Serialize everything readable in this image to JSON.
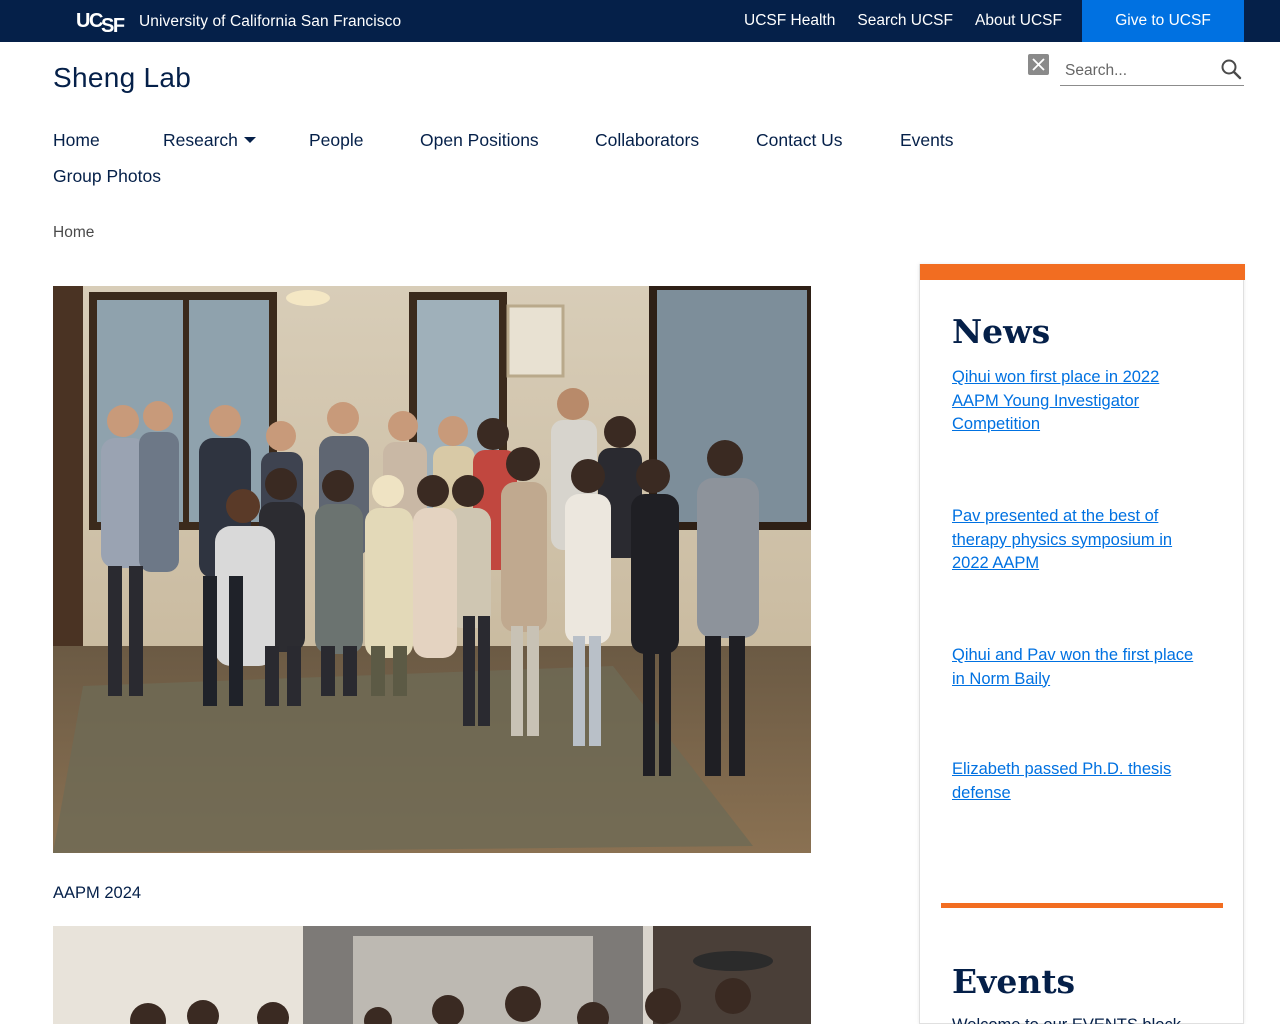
{
  "topbar": {
    "logo_alt": "UCSF",
    "university_name": "University of California San Francisco",
    "links": [
      "UCSF Health",
      "Search UCSF",
      "About UCSF"
    ],
    "give_label": "Give to UCSF",
    "colors": {
      "background": "#052049",
      "give_button": "#0071e1"
    }
  },
  "header": {
    "site_title": "Sheng Lab",
    "social_icon": "x-icon",
    "search": {
      "placeholder": "Search...",
      "icon": "search-icon"
    }
  },
  "nav": {
    "items": [
      "Home",
      "Research",
      "People",
      "Open Positions",
      "Collaborators",
      "Contact Us",
      "Events",
      "Group Photos"
    ],
    "dropdown_icon": "caret-down-icon"
  },
  "breadcrumb": [
    "Home"
  ],
  "main": {
    "photos": [
      {
        "caption": "AAPM 2024"
      },
      {
        "caption": ""
      }
    ]
  },
  "sidebar": {
    "accent_color": "#f26d21",
    "news": {
      "heading": "News",
      "items": [
        "Qihui won first place in 2022 AAPM Young Investigator Competition",
        "Pav presented at the best of therapy physics symposium in 2022 AAPM",
        "Qihui and Pav won the first place in Norm Baily",
        "Elizabeth passed Ph.D. thesis defense"
      ]
    },
    "events": {
      "heading": "Events",
      "text": "Welcome to our EVENTS block"
    }
  }
}
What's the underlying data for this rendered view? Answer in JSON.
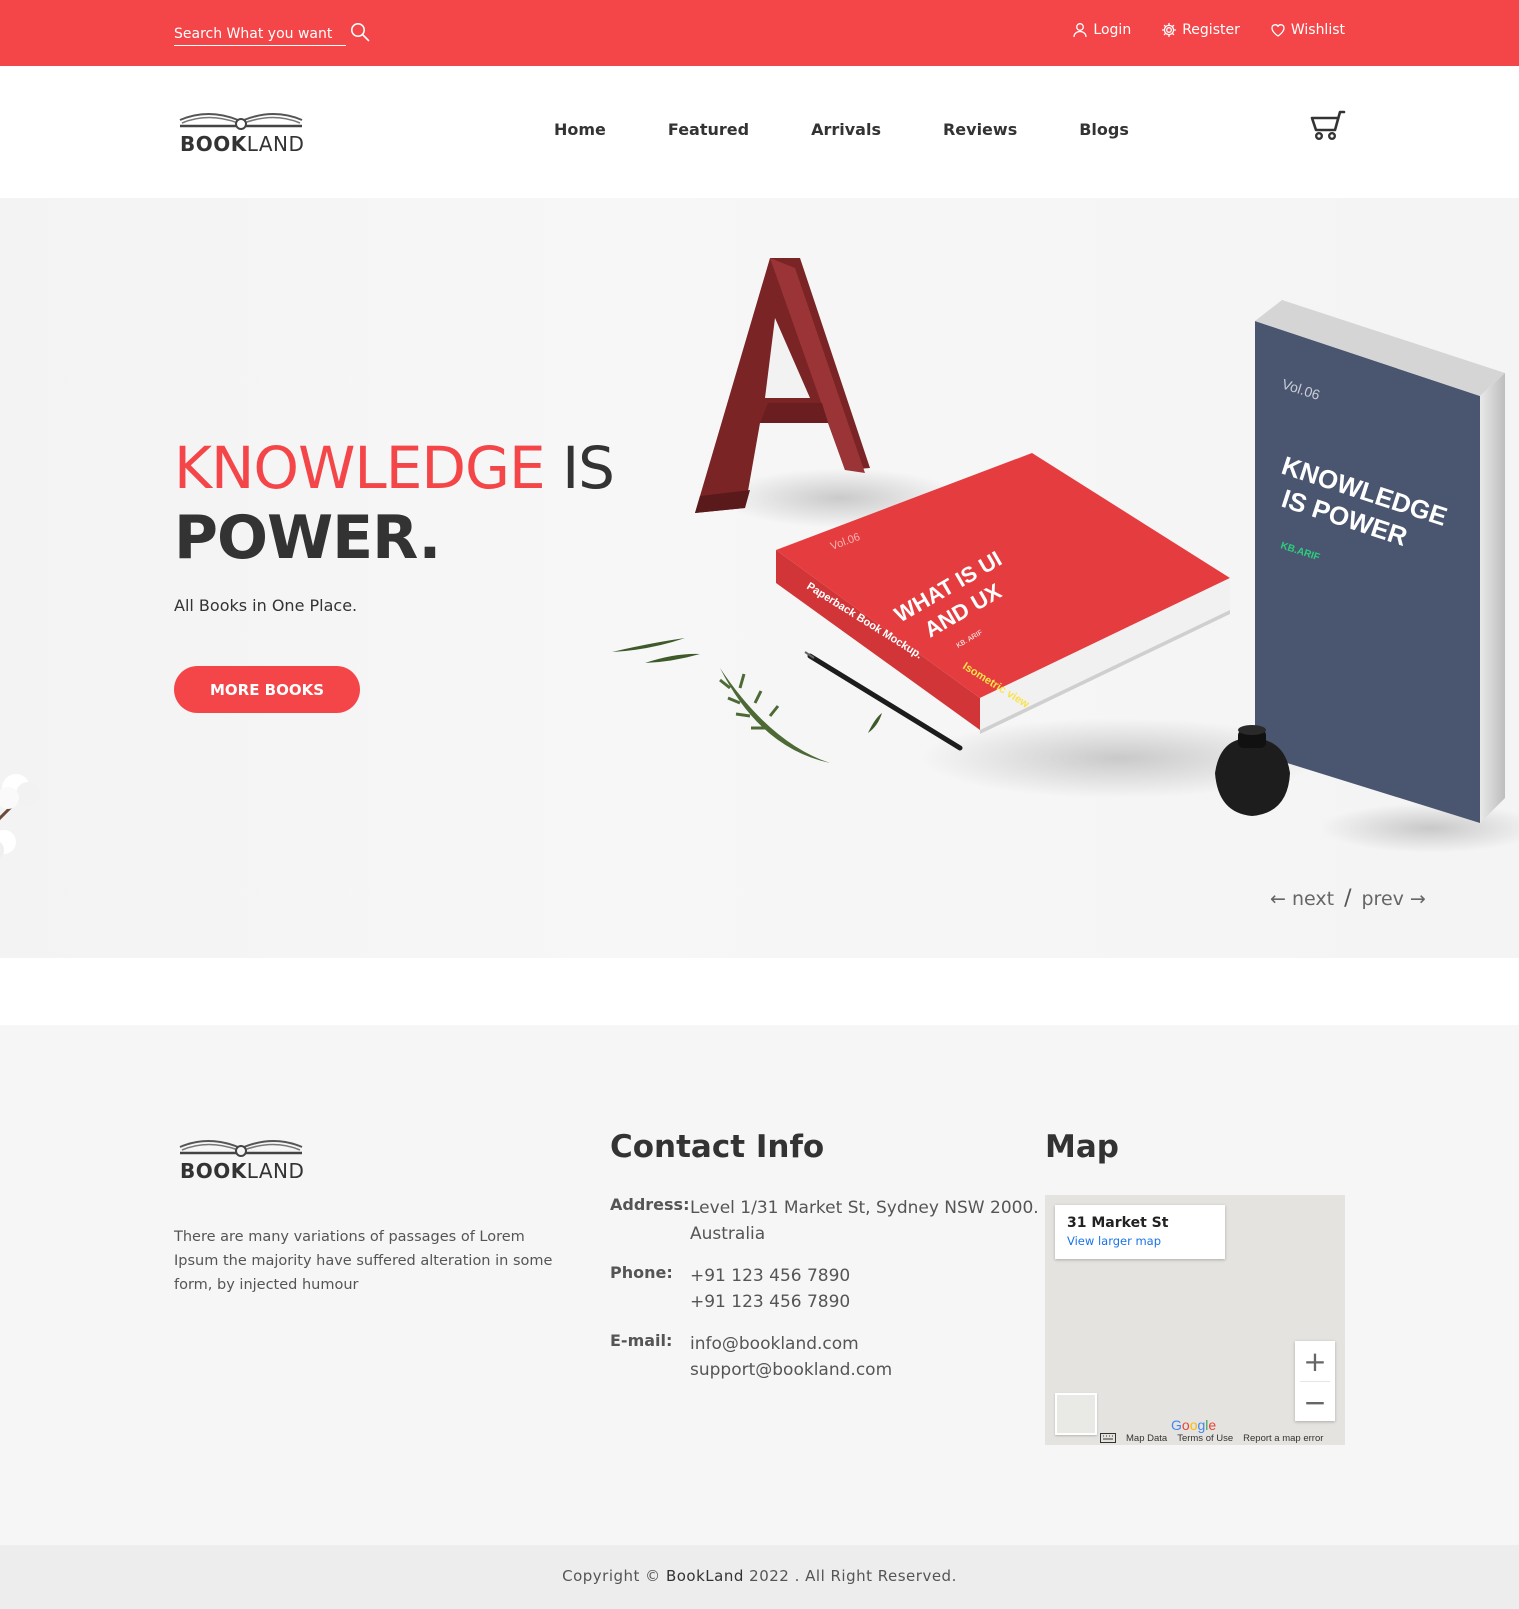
{
  "topbar": {
    "search_placeholder": "Search What you want",
    "links": [
      {
        "label": "Login",
        "icon": "user-icon"
      },
      {
        "label": "Register",
        "icon": "gear-icon"
      },
      {
        "label": "Wishlist",
        "icon": "heart-icon"
      }
    ]
  },
  "header": {
    "logo_bold": "BOOK",
    "logo_light": "LAND",
    "nav": [
      "Home",
      "Featured",
      "Arrivals",
      "Reviews",
      "Blogs"
    ],
    "cart_icon": "cart-icon"
  },
  "hero": {
    "title_accent": "KNOWLEDGE",
    "title_rest": " IS",
    "title_line2": "POWER.",
    "subtitle": "All Books in One Place.",
    "button": "MORE BOOKS",
    "book_red_vol": "Vol.06",
    "book_red_title1": "WHAT IS UI",
    "book_red_title2": "AND UX",
    "book_red_author": "KB. ARIF",
    "book_red_spine": "Paperback Book Mockup.",
    "book_red_view": "Isometric view",
    "book_blue_vol": "Vol.06",
    "book_blue_title1": "KNOWLEDGE",
    "book_blue_title2": "IS POWER",
    "book_blue_author": "KB.ARIF",
    "letter": "A",
    "next": "next",
    "separator": "/",
    "prev": "prev"
  },
  "footer": {
    "logo_bold": "BOOK",
    "logo_light": "LAND",
    "description": "There are many variations of passages of Lorem Ipsum the majority have suffered alteration in some form, by injected humour",
    "contact_heading": "Contact Info",
    "address_label": "Address:",
    "address_line1": "Level 1/31 Market St, Sydney NSW 2000.",
    "address_line2": "Australia",
    "phone_label": "Phone:",
    "phone1": "+91 123 456 7890",
    "phone2": "+91 123 456 7890",
    "email_label": "E-mail:",
    "email1": "info@bookland.com",
    "email2": "support@bookland.com",
    "map_heading": "Map",
    "map_place": "31 Market St",
    "map_link": "View larger map",
    "map_zoom_in": "+",
    "map_zoom_out": "−",
    "map_data": "Map Data",
    "map_terms": "Terms of Use",
    "map_report": "Report a map error",
    "google": "Google"
  },
  "copyright": {
    "prefix": "Copyright © ",
    "brand": "BookLand",
    "suffix": " 2022 . All Right Reserved."
  },
  "colors": {
    "accent": "#f44649",
    "dark_text": "#333333",
    "book_blue": "#4a5670",
    "letter_red": "#8e2b2d"
  }
}
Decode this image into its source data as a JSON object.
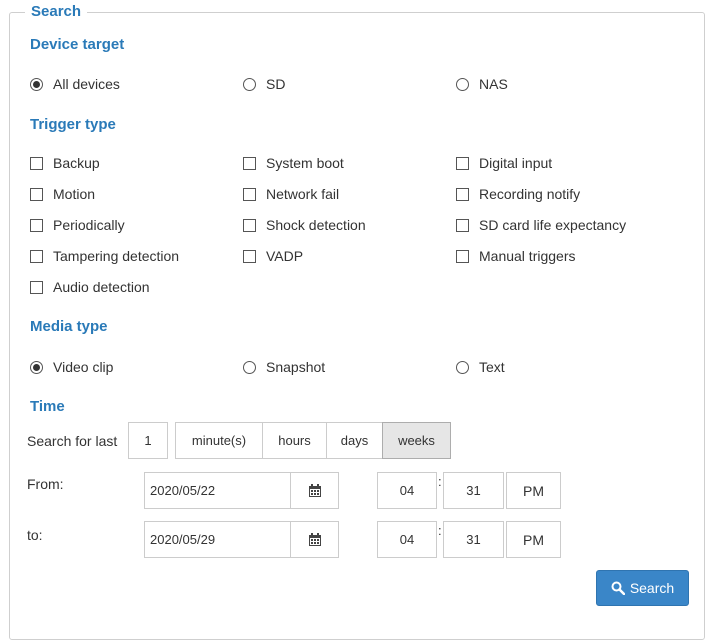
{
  "legend": "Search",
  "device_target": {
    "title": "Device target",
    "options": [
      "All devices",
      "SD",
      "NAS"
    ],
    "selected": "All devices"
  },
  "trigger_type": {
    "title": "Trigger type",
    "options": [
      "Backup",
      "System boot",
      "Digital input",
      "Motion",
      "Network fail",
      "Recording notify",
      "Periodically",
      "Shock detection",
      "SD card life expectancy",
      "Tampering detection",
      "VADP",
      "Manual triggers",
      "Audio detection"
    ]
  },
  "media_type": {
    "title": "Media type",
    "options": [
      "Video clip",
      "Snapshot",
      "Text"
    ],
    "selected": "Video clip"
  },
  "time": {
    "title": "Time",
    "search_for_last_label": "Search for last",
    "last_value": "1",
    "units": [
      "minute(s)",
      "hours",
      "days",
      "weeks"
    ],
    "selected_unit": "weeks",
    "from_label": "From:",
    "to_label": "to:",
    "from": {
      "date": "2020/05/22",
      "hour": "04",
      "minute": "31",
      "ampm": "PM"
    },
    "to": {
      "date": "2020/05/29",
      "hour": "04",
      "minute": "31",
      "ampm": "PM"
    },
    "colon": ":"
  },
  "search_button": {
    "label": "Search",
    "icon": "search-icon"
  },
  "colors": {
    "accent": "#2a7ab8",
    "button": "#3a86c8"
  }
}
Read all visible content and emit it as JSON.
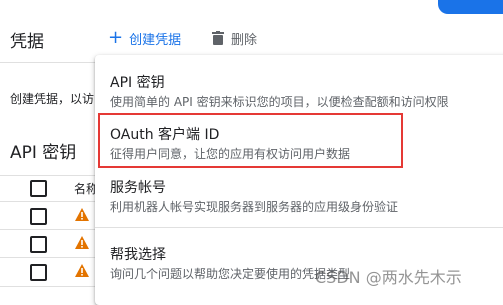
{
  "header": {
    "title": "凭据",
    "create_label": "创建凭据",
    "delete_label": "删除"
  },
  "description": "创建凭据，以访",
  "api_keys_section": {
    "title": "API 密钥",
    "column_name": "名称"
  },
  "menu": {
    "items": [
      {
        "title": "API 密钥",
        "desc": "使用简单的 API 密钥来标识您的项目，以便检查配额和访问权限"
      },
      {
        "title": "OAuth 客户端 ID",
        "desc": "征得用户同意，让您的应用有权访问用户数据"
      },
      {
        "title": "服务帐号",
        "desc": "利用机器人帐号实现服务器到服务器的应用级身份验证"
      },
      {
        "title": "帮我选择",
        "desc": "询问几个问题以帮助您决定要使用的凭据类型"
      }
    ]
  },
  "watermark": "CSDN @两水先木示",
  "colors": {
    "accent": "#1a73e8",
    "highlight": "#e53935",
    "warning": "#e37400"
  }
}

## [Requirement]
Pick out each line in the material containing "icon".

## [Your response]
    "social_icon": "x-icon",
      "icon": "search-icon"
    "dropdown_icon": "caret-down-icon"
        "icon": "user-icon"
        "icon": "gear-icon"
        "icon": "heart-icon"
    "cart_icon": "cart-icon"
    "icon": "search-icon"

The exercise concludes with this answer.